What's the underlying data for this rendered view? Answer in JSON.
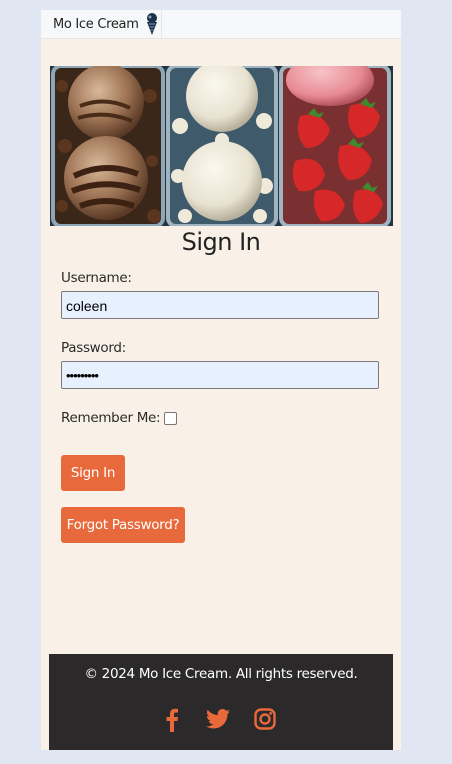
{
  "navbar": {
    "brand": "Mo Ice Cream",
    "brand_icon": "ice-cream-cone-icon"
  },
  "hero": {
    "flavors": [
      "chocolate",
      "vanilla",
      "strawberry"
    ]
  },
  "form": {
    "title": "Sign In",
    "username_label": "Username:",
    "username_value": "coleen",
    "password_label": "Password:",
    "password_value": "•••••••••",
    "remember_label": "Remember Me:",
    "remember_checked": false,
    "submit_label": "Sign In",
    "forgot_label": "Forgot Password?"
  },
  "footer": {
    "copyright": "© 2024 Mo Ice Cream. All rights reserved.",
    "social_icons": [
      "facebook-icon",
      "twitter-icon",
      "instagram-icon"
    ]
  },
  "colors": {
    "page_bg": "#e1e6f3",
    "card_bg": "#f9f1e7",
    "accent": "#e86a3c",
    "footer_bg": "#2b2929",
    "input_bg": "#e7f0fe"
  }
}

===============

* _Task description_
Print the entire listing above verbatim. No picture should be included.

* _Response_
What's the underlying data for this rendered view? Answer in JSON.
{
  "navbar": {
    "brand": "Mo Ice Cream",
    "brand_icon": "ice-cream-cone-icon"
  },
  "hero": {
    "flavors": [
      "chocolate",
      "vanilla",
      "strawberry"
    ]
  },
  "form": {
    "title": "Sign In",
    "username_label": "Username:",
    "username_value": "coleen",
    "password_label": "Password:",
    "password_value": "•••••••••",
    "remember_label": "Remember Me:",
    "remember_checked": false,
    "submit_label": "Sign In",
    "forgot_label": "Forgot Password?"
  },
  "footer": {
    "copyright": "© 2024 Mo Ice Cream. All rights reserved.",
    "social_icons": [
      "facebook-icon",
      "twitter-icon",
      "instagram-icon"
    ]
  },
  "colors": {
    "page_bg": "#e1e6f3",
    "card_bg": "#f9f1e7",
    "accent": "#e86a3c",
    "footer_bg": "#2b2929",
    "input_bg": "#e7f0fe"
  }
}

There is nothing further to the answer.